Now smell this
Chanel Antaeus ~ fragrance review
My friend Carmen, who’s a nurse at a big Seattle hospital, recently said to me: "I’m turning into a man". This being Seattle, I thought she might be thinking of having a sex change operation. When I asked her to explain herself, she said she’d noticed as women age they become more masculine looking (and men start to look more feminine). Females "toughen" — males "soften". In perfume years, Chanel Antaeus is an elderly "guy": 30 years old… and unless my nose is fooling me, Antaeus has become more feminine with age.
Antaeus*, developed by Chanel house perfumer Jacques Polge, begins with the scents of aldehydes, moss and a vibrant "green" note (part sage, part pine needle?) As the aldehydes/moss burn off, I smell a mild leather aroma blending with a wonderful honeyed tobacco note. The base of Antaeus smells of sweet, soft (almost powdery) woods and musk. Antaeus is smooth and rather linear; it has minimal sillage and decent lasting power. (Antaeus reminds me a bit of Estée Lauder Azurée without the floral notes.)

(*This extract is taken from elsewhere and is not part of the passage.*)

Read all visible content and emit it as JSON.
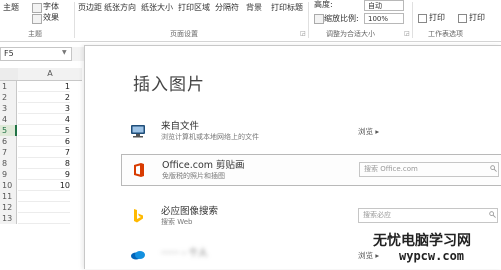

The majority of people I let smell Antaeus thought it was "old fashioned" and "for women". I remember Antaeus in the Nineties being more ‘masculine’ (powerful, complex, “tougher”) than it is today. I don’t mean to suggest women are less powerful, complex and tough than men, but Antaeus smells more womanly than it used to smell. (Or has the rise of niche perfumery and "unisex" fragrances, and my non-stop sampling of hundreds upon hundreds of new fragrances over the years changed my perspective… and perception… of what’s masculine and feminine in perfumery?) Antaeus is a great cologne, and it can certainly be worn by men (as can any fragrance); but I imagine there’s a large number of women who would love Antaeus if they ever gave it a chance, especially women who enjoy wearing "retro" perfumes full of moss, aldehydes, soft woods and a dash of labdanum-tobacco.